Revolution, Right of
REVOLUTION, RIGHT OF
REVOLUTION, RIGHT OF. Revolution is the over-throw of an established government, but to assert a right of revolution is to imply that such an upheaval is legitimate. It should therefore be distinguished from insurrection, coup d'état, and especially rebellion, for rebellion is opposition to all authority rather than resistance to unlawful power.
There are two major streams of thought that ultimately formed the right of revolution at the time of the American Revolution. The first came from the Protestant Reformation. John Calvin, while warning against popular insurrection, argued that magistrates had a positive duty to defend the people's freedoms against monarchs who disobeyed God's commands. John Knox expanded this doctrine, urging popular revolution in Scotland in 1560. The revolutionary faith of Scottish Presbyterianism strongly influenced English Puritans in their struggle against divine right monarchy, ultimately leading to the English Civil War and the execution of Charles I in 1649. The monarchy was restored in 1660, however, in reaction to the religious radicalism of the Commonwealth.
The second major stream of thought was developed in the 1680s against the increasing absolutism of the later Stuarts. Parliament established a constitutional monarchy in the Glorious Revolution of 1688, relying on John Locke's secular social contract theory. Individuals in a state of nature delegated power to government for the protection of their lives, liberties, and estates, but when lawmakers acted contrary to these ends, they used force without right and thus made themselves "rebels" in "a state of War with the People, who [were] thereupon absolved from any farther Obedience," as Locke argued in his Second Treatise on Government (1690). Power then reverted to the people, who had the sovereign right to dissolve the government and form it anew. Locke's was an ideology of successful revolution, but in the early eighteenth century a "country" opposition emerged against England's monarchy. John Trenchard and Thomas Gordon warned of government's inherent tendency to subvert popular liberty and corrupt the "mixed" constitution, but while this radical Whig ideology was marginal in England, it became the lens through which many Americans viewed British actions.
These streams were continually reinforced in addresses such as Jonathan Mayhew's Discourse Concerning Unlimited Submission (1750), given on the anniversary of Charles I's beheading. British efforts to tighten control of its empire after 1763 were interpreted by American revolutionaries as leading to arbitrary rule. Thomas Jefferson justified independence on Lockean grounds, arguing in the Declaration of Independence that "when a long train of abuses and usurpations … evinces a design to reduce them under absolute Despotism," it is the right and duty of the people "to throw off such Government." In this respect, the goal of the American Revolution, wrote Bernard Bailyn in The Ideological Origins of the American Revolution (1967), was not "the overthrow or even the alteration of the existing social order but the preservation of political liberty threatened by the apparent corruption of the constitution."

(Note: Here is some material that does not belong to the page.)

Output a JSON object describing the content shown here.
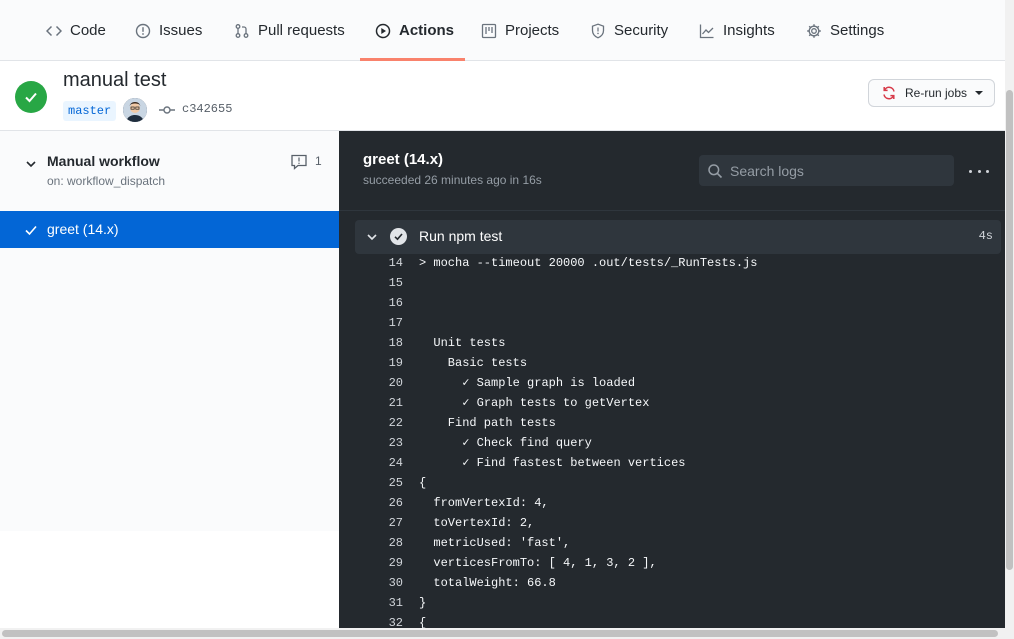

These revolutionary ideas were exported to France, Haiti, and Latin America, in works such as Thomas Paine'sThe Rights of Man (1791), although others like Edmund Burke, in his Reflections on the Revolution in France (1790), attempted to distance American doctrines from French radicalism. Jefferson himself recommended frequent recourse to revolution, although many Americans opposed it, especially when Southerners used the right of revolution to defend secession in the 1860s. Since the Civil War, the right of revolution has been interpreted by most Americans as having only limited application.
Bailyn, Bernard. The Ideological Origins of the American Revolution. Cambridge, Mass.: Harvard University Press, 1967.
Wood, Gordon. The Radicalism of the American Revolution. New York: Knopf, 1992.